A discussion about the decreasing proficiency levels of one of the official languages in New Zealand, te reo Māori, would not be complete without understanding teacher trainees’ attitudes and motivations towards taking an optional Māori language course. This is because teacher trainees can provide significant opportunities within the classroom to promote learning of te reo and understanding their perspectives on learning the language to inform future revitalisation efforts.
Kua hau ngä rongo o te hangarau i te mata o te whenua, me uaua ka kitea he tangata kāore i te whakamahi i tētahi momo hangarau—te pouaka whakaata, te waea pūkoro, te rorohiko, me te ipurangi. Katoa ēnei nei mea he uri nō te wāhiaotanga, ā, he whakangāwari i te horapa o ngā mea katoa ki ngā hau e whā o te ao. Ko te ito o tēnei tuhinga roa he titiro ki ngā mata e rua o te hangarau, arā, te mata i tāmi i te iwi Māori, me te mata i whakawhanake i te iwi Māori. Ko ngā whakahau ka whakatakotoria e māua i tuhia hei whakaohooho, hei whakatenatena i te iwi Māori kia kaua e waiho mä te ao te tuakiri me te reo Māori e waihanga ki te ao.
He aha te reo Māori i ngaro ai ki Ōtākou? He hiahia nō te hapū ki te whai i te rākau a te Pākehā. I whai rātou i te mātauranga me te whakapono o te Pākehā. Waihoki, tē taea e rātou te ao hou te karo. Ahakoa tērā, kei te pupuritia tonutia ngā tikanga o te kāinga. I uiuitia tētahi Taua o te kāinga e te kaituhi, ko Aunt Jean tōna ingoa ki te kāinga. Kei roto ia i te reanga tuatahi i tipu ki te reo Pākehā ki Ōtākou. He tino kaumātua o te kāinga, ā, i tau hoki tana tū ki tōna ao Māori. Ahakoa kāore ōna reo Māori, ehara i te mea, i te tangi ia mō te reo kei te memeha atu. Nō te tau 2013 ia i mate ai.
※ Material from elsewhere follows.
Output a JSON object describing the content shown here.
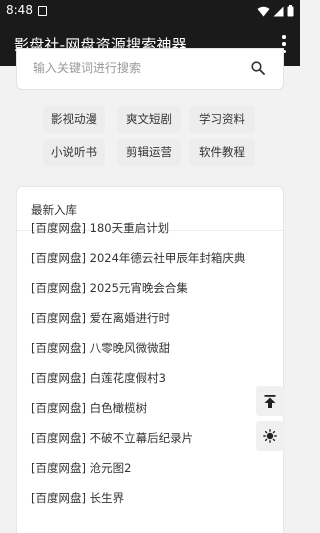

Kua whakapau kaha te mahi a te tangata ki te whakahaumanu i te reo Māori. I whakamanahia ā-turetia te reo Māori, ā, kua whakaputahia ētahi rautaki reo Māori mō te whenua. Heoi, kāore anō te reo Māori kia māori i ngā wāhi katoa o te hapori. Ko ngā marae, ko ngā kura Māori, ko ngā āhuatanga Māori kē ngā wāhi ‘tika’ mō te reo Māori. Ka aro tēnei pepa ki te reo Māori ki roto i tētahi wāhanga kē o te porihanga, arā, ko ngā hinonga kāwanatanga. Mā ngā wheako whaiaro o ētahi kaimahi o ngā hinonga e whāki te whakatinanatanga o ngā ture me ētahi tohutohu hei ārahi i ngā hinonga kei tūpono, he ngutu kau noa iho pea te Rautaki Reo Māori.